Your instructions:
Every entry must reappear in your answer exactly as written, though its pictures must not.

Data provided:
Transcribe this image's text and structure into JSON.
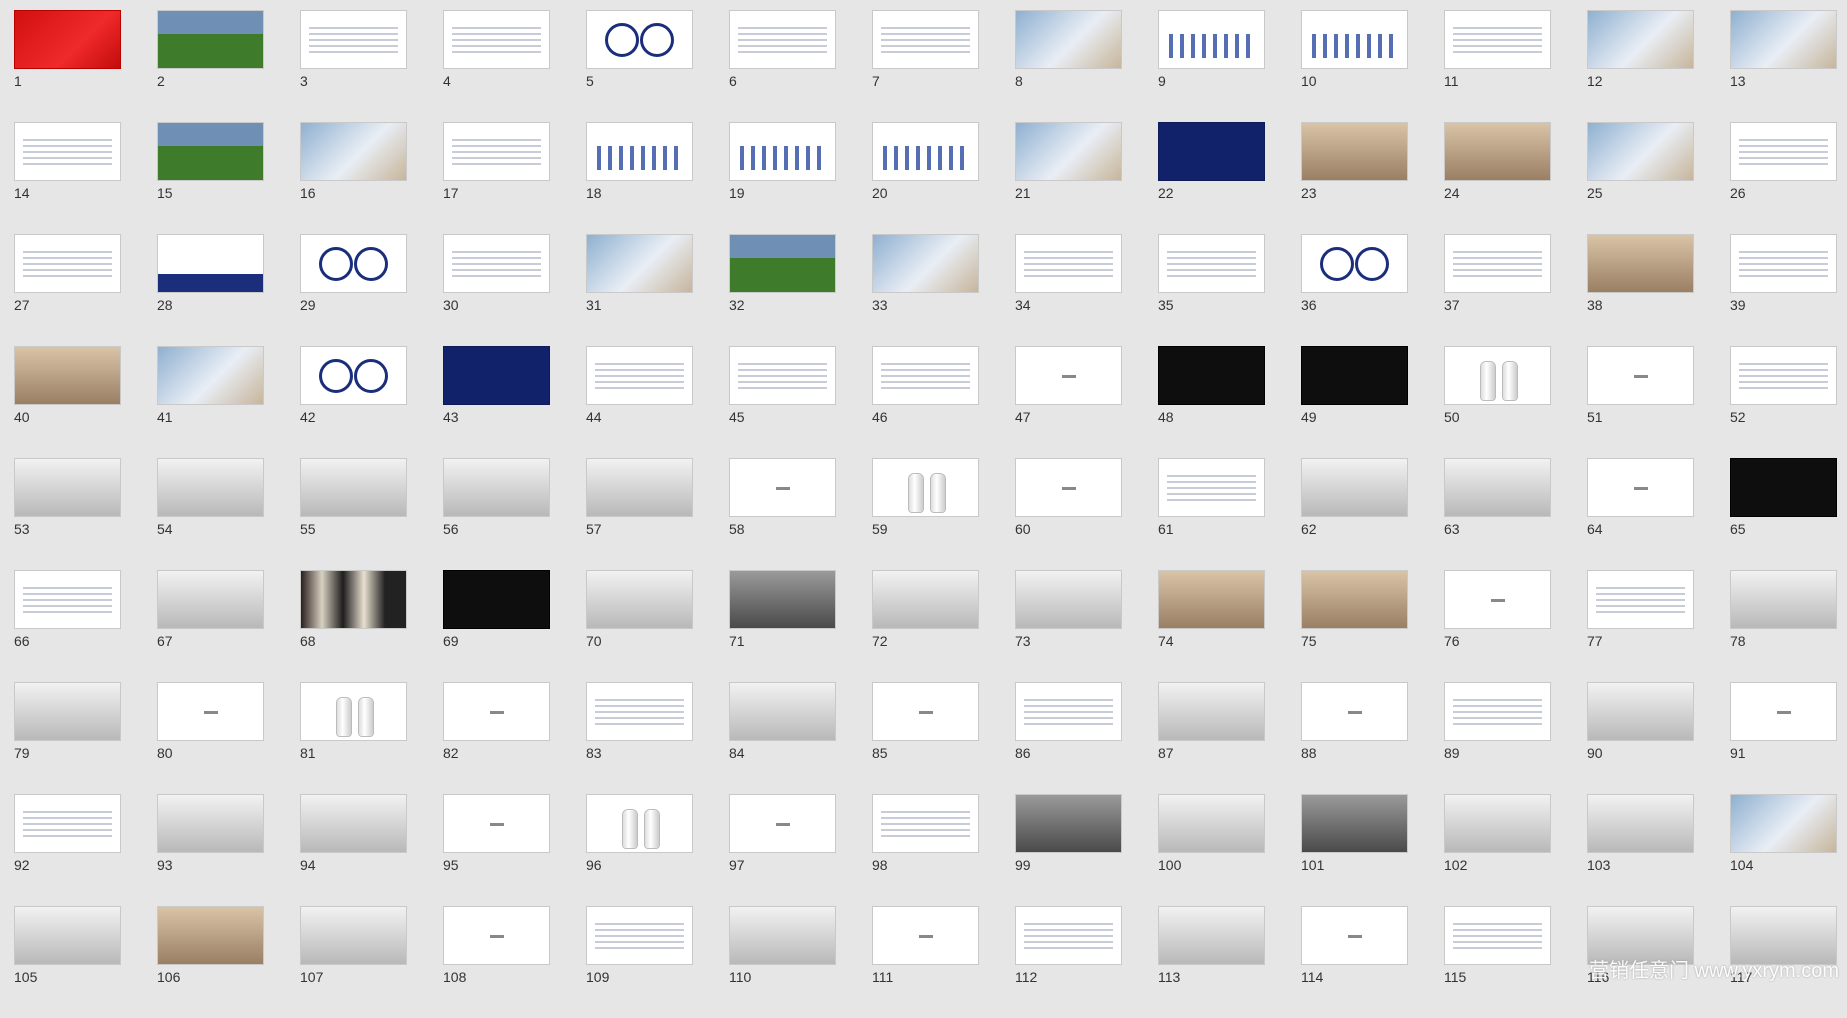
{
  "watermark": "营销任意门 www.yxrym.com",
  "slides": [
    {
      "n": "1",
      "style": "red"
    },
    {
      "n": "2",
      "style": "field"
    },
    {
      "n": "3",
      "style": "slide"
    },
    {
      "n": "4",
      "style": "slide"
    },
    {
      "n": "5",
      "style": "circles"
    },
    {
      "n": "6",
      "style": "slide"
    },
    {
      "n": "7",
      "style": "slide"
    },
    {
      "n": "8",
      "style": "photo"
    },
    {
      "n": "9",
      "style": "chart"
    },
    {
      "n": "10",
      "style": "chart"
    },
    {
      "n": "11",
      "style": "slide"
    },
    {
      "n": "12",
      "style": "photo"
    },
    {
      "n": "13",
      "style": "photo"
    },
    {
      "n": "14",
      "style": "slide"
    },
    {
      "n": "15",
      "style": "field"
    },
    {
      "n": "16",
      "style": "photo"
    },
    {
      "n": "17",
      "style": "slide"
    },
    {
      "n": "18",
      "style": "chart"
    },
    {
      "n": "19",
      "style": "chart"
    },
    {
      "n": "20",
      "style": "chart"
    },
    {
      "n": "21",
      "style": "photo"
    },
    {
      "n": "22",
      "style": "navy"
    },
    {
      "n": "23",
      "style": "store"
    },
    {
      "n": "24",
      "style": "store"
    },
    {
      "n": "25",
      "style": "photo"
    },
    {
      "n": "26",
      "style": "slide"
    },
    {
      "n": "27",
      "style": "slide"
    },
    {
      "n": "28",
      "style": "navybar"
    },
    {
      "n": "29",
      "style": "circles"
    },
    {
      "n": "30",
      "style": "slide"
    },
    {
      "n": "31",
      "style": "photo"
    },
    {
      "n": "32",
      "style": "field"
    },
    {
      "n": "33",
      "style": "photo"
    },
    {
      "n": "34",
      "style": "slide"
    },
    {
      "n": "35",
      "style": "slide"
    },
    {
      "n": "36",
      "style": "circles"
    },
    {
      "n": "37",
      "style": "slide"
    },
    {
      "n": "38",
      "style": "store"
    },
    {
      "n": "39",
      "style": "slide"
    },
    {
      "n": "40",
      "style": "store"
    },
    {
      "n": "41",
      "style": "photo"
    },
    {
      "n": "42",
      "style": "circles"
    },
    {
      "n": "43",
      "style": "navy"
    },
    {
      "n": "44",
      "style": "slide"
    },
    {
      "n": "45",
      "style": "slide"
    },
    {
      "n": "46",
      "style": "slide"
    },
    {
      "n": "47",
      "style": "dot"
    },
    {
      "n": "48",
      "style": "black"
    },
    {
      "n": "49",
      "style": "black"
    },
    {
      "n": "50",
      "style": "bottle"
    },
    {
      "n": "51",
      "style": "dot"
    },
    {
      "n": "52",
      "style": "slide"
    },
    {
      "n": "53",
      "style": "grey"
    },
    {
      "n": "54",
      "style": "grey"
    },
    {
      "n": "55",
      "style": "grey"
    },
    {
      "n": "56",
      "style": "grey"
    },
    {
      "n": "57",
      "style": "grey"
    },
    {
      "n": "58",
      "style": "dot"
    },
    {
      "n": "59",
      "style": "bottle"
    },
    {
      "n": "60",
      "style": "dot"
    },
    {
      "n": "61",
      "style": "slide"
    },
    {
      "n": "62",
      "style": "grey"
    },
    {
      "n": "63",
      "style": "grey"
    },
    {
      "n": "64",
      "style": "dot"
    },
    {
      "n": "65",
      "style": "black"
    },
    {
      "n": "66",
      "style": "slide"
    },
    {
      "n": "67",
      "style": "grey"
    },
    {
      "n": "68",
      "style": "shelf"
    },
    {
      "n": "69",
      "style": "black"
    },
    {
      "n": "70",
      "style": "grey"
    },
    {
      "n": "71",
      "style": "dgrey"
    },
    {
      "n": "72",
      "style": "grey"
    },
    {
      "n": "73",
      "style": "grey"
    },
    {
      "n": "74",
      "style": "store"
    },
    {
      "n": "75",
      "style": "store"
    },
    {
      "n": "76",
      "style": "dot"
    },
    {
      "n": "77",
      "style": "slide"
    },
    {
      "n": "78",
      "style": "grey"
    },
    {
      "n": "79",
      "style": "grey"
    },
    {
      "n": "80",
      "style": "dot"
    },
    {
      "n": "81",
      "style": "bottle"
    },
    {
      "n": "82",
      "style": "dot"
    },
    {
      "n": "83",
      "style": "slide"
    },
    {
      "n": "84",
      "style": "grey"
    },
    {
      "n": "85",
      "style": "dot"
    },
    {
      "n": "86",
      "style": "slide"
    },
    {
      "n": "87",
      "style": "grey"
    },
    {
      "n": "88",
      "style": "dot"
    },
    {
      "n": "89",
      "style": "slide"
    },
    {
      "n": "90",
      "style": "grey"
    },
    {
      "n": "91",
      "style": "dot"
    },
    {
      "n": "92",
      "style": "slide"
    },
    {
      "n": "93",
      "style": "grey"
    },
    {
      "n": "94",
      "style": "grey"
    },
    {
      "n": "95",
      "style": "dot"
    },
    {
      "n": "96",
      "style": "bottle"
    },
    {
      "n": "97",
      "style": "dot"
    },
    {
      "n": "98",
      "style": "slide"
    },
    {
      "n": "99",
      "style": "dgrey"
    },
    {
      "n": "100",
      "style": "grey"
    },
    {
      "n": "101",
      "style": "dgrey"
    },
    {
      "n": "102",
      "style": "grey"
    },
    {
      "n": "103",
      "style": "grey"
    },
    {
      "n": "104",
      "style": "photo"
    },
    {
      "n": "105",
      "style": "grey"
    },
    {
      "n": "106",
      "style": "store"
    },
    {
      "n": "107",
      "style": "grey"
    },
    {
      "n": "108",
      "style": "dot"
    },
    {
      "n": "109",
      "style": "slide"
    },
    {
      "n": "110",
      "style": "grey"
    },
    {
      "n": "111",
      "style": "dot"
    },
    {
      "n": "112",
      "style": "slide"
    },
    {
      "n": "113",
      "style": "grey"
    },
    {
      "n": "114",
      "style": "dot"
    },
    {
      "n": "115",
      "style": "slide"
    },
    {
      "n": "116",
      "style": "grey"
    },
    {
      "n": "117",
      "style": "grey"
    }
  ]
}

Answer to this exercise:
Transcribe this image's text and structure into JSON.
{
  "watermark": "营销任意门 www.yxrym.com",
  "slides": [
    {
      "n": "1",
      "style": "red"
    },
    {
      "n": "2",
      "style": "field"
    },
    {
      "n": "3",
      "style": "slide"
    },
    {
      "n": "4",
      "style": "slide"
    },
    {
      "n": "5",
      "style": "circles"
    },
    {
      "n": "6",
      "style": "slide"
    },
    {
      "n": "7",
      "style": "slide"
    },
    {
      "n": "8",
      "style": "photo"
    },
    {
      "n": "9",
      "style": "chart"
    },
    {
      "n": "10",
      "style": "chart"
    },
    {
      "n": "11",
      "style": "slide"
    },
    {
      "n": "12",
      "style": "photo"
    },
    {
      "n": "13",
      "style": "photo"
    },
    {
      "n": "14",
      "style": "slide"
    },
    {
      "n": "15",
      "style": "field"
    },
    {
      "n": "16",
      "style": "photo"
    },
    {
      "n": "17",
      "style": "slide"
    },
    {
      "n": "18",
      "style": "chart"
    },
    {
      "n": "19",
      "style": "chart"
    },
    {
      "n": "20",
      "style": "chart"
    },
    {
      "n": "21",
      "style": "photo"
    },
    {
      "n": "22",
      "style": "navy"
    },
    {
      "n": "23",
      "style": "store"
    },
    {
      "n": "24",
      "style": "store"
    },
    {
      "n": "25",
      "style": "photo"
    },
    {
      "n": "26",
      "style": "slide"
    },
    {
      "n": "27",
      "style": "slide"
    },
    {
      "n": "28",
      "style": "navybar"
    },
    {
      "n": "29",
      "style": "circles"
    },
    {
      "n": "30",
      "style": "slide"
    },
    {
      "n": "31",
      "style": "photo"
    },
    {
      "n": "32",
      "style": "field"
    },
    {
      "n": "33",
      "style": "photo"
    },
    {
      "n": "34",
      "style": "slide"
    },
    {
      "n": "35",
      "style": "slide"
    },
    {
      "n": "36",
      "style": "circles"
    },
    {
      "n": "37",
      "style": "slide"
    },
    {
      "n": "38",
      "style": "store"
    },
    {
      "n": "39",
      "style": "slide"
    },
    {
      "n": "40",
      "style": "store"
    },
    {
      "n": "41",
      "style": "photo"
    },
    {
      "n": "42",
      "style": "circles"
    },
    {
      "n": "43",
      "style": "navy"
    },
    {
      "n": "44",
      "style": "slide"
    },
    {
      "n": "45",
      "style": "slide"
    },
    {
      "n": "46",
      "style": "slide"
    },
    {
      "n": "47",
      "style": "dot"
    },
    {
      "n": "48",
      "style": "black"
    },
    {
      "n": "49",
      "style": "black"
    },
    {
      "n": "50",
      "style": "bottle"
    },
    {
      "n": "51",
      "style": "dot"
    },
    {
      "n": "52",
      "style": "slide"
    },
    {
      "n": "53",
      "style": "grey"
    },
    {
      "n": "54",
      "style": "grey"
    },
    {
      "n": "55",
      "style": "grey"
    },
    {
      "n": "56",
      "style": "grey"
    },
    {
      "n": "57",
      "style": "grey"
    },
    {
      "n": "58",
      "style": "dot"
    },
    {
      "n": "59",
      "style": "bottle"
    },
    {
      "n": "60",
      "style": "dot"
    },
    {
      "n": "61",
      "style": "slide"
    },
    {
      "n": "62",
      "style": "grey"
    },
    {
      "n": "63",
      "style": "grey"
    },
    {
      "n": "64",
      "style": "dot"
    },
    {
      "n": "65",
      "style": "black"
    },
    {
      "n": "66",
      "style": "slide"
    },
    {
      "n": "67",
      "style": "grey"
    },
    {
      "n": "68",
      "style": "shelf"
    },
    {
      "n": "69",
      "style": "black"
    },
    {
      "n": "70",
      "style": "grey"
    },
    {
      "n": "71",
      "style": "dgrey"
    },
    {
      "n": "72",
      "style": "grey"
    },
    {
      "n": "73",
      "style": "grey"
    },
    {
      "n": "74",
      "style": "store"
    },
    {
      "n": "75",
      "style": "store"
    },
    {
      "n": "76",
      "style": "dot"
    },
    {
      "n": "77",
      "style": "slide"
    },
    {
      "n": "78",
      "style": "grey"
    },
    {
      "n": "79",
      "style": "grey"
    },
    {
      "n": "80",
      "style": "dot"
    },
    {
      "n": "81",
      "style": "bottle"
    },
    {
      "n": "82",
      "style": "dot"
    },
    {
      "n": "83",
      "style": "slide"
    },
    {
      "n": "84",
      "style": "grey"
    },
    {
      "n": "85",
      "style": "dot"
    },
    {
      "n": "86",
      "style": "slide"
    },
    {
      "n": "87",
      "style": "grey"
    },
    {
      "n": "88",
      "style": "dot"
    },
    {
      "n": "89",
      "style": "slide"
    },
    {
      "n": "90",
      "style": "grey"
    },
    {
      "n": "91",
      "style": "dot"
    },
    {
      "n": "92",
      "style": "slide"
    },
    {
      "n": "93",
      "style": "grey"
    },
    {
      "n": "94",
      "style": "grey"
    },
    {
      "n": "95",
      "style": "dot"
    },
    {
      "n": "96",
      "style": "bottle"
    },
    {
      "n": "97",
      "style": "dot"
    },
    {
      "n": "98",
      "style": "slide"
    },
    {
      "n": "99",
      "style": "dgrey"
    },
    {
      "n": "100",
      "style": "grey"
    },
    {
      "n": "101",
      "style": "dgrey"
    },
    {
      "n": "102",
      "style": "grey"
    },
    {
      "n": "103",
      "style": "grey"
    },
    {
      "n": "104",
      "style": "photo"
    },
    {
      "n": "105",
      "style": "grey"
    },
    {
      "n": "106",
      "style": "store"
    },
    {
      "n": "107",
      "style": "grey"
    },
    {
      "n": "108",
      "style": "dot"
    },
    {
      "n": "109",
      "style": "slide"
    },
    {
      "n": "110",
      "style": "grey"
    },
    {
      "n": "111",
      "style": "dot"
    },
    {
      "n": "112",
      "style": "slide"
    },
    {
      "n": "113",
      "style": "grey"
    },
    {
      "n": "114",
      "style": "dot"
    },
    {
      "n": "115",
      "style": "slide"
    },
    {
      "n": "116",
      "style": "grey"
    },
    {
      "n": "117",
      "style": "grey"
    }
  ]
}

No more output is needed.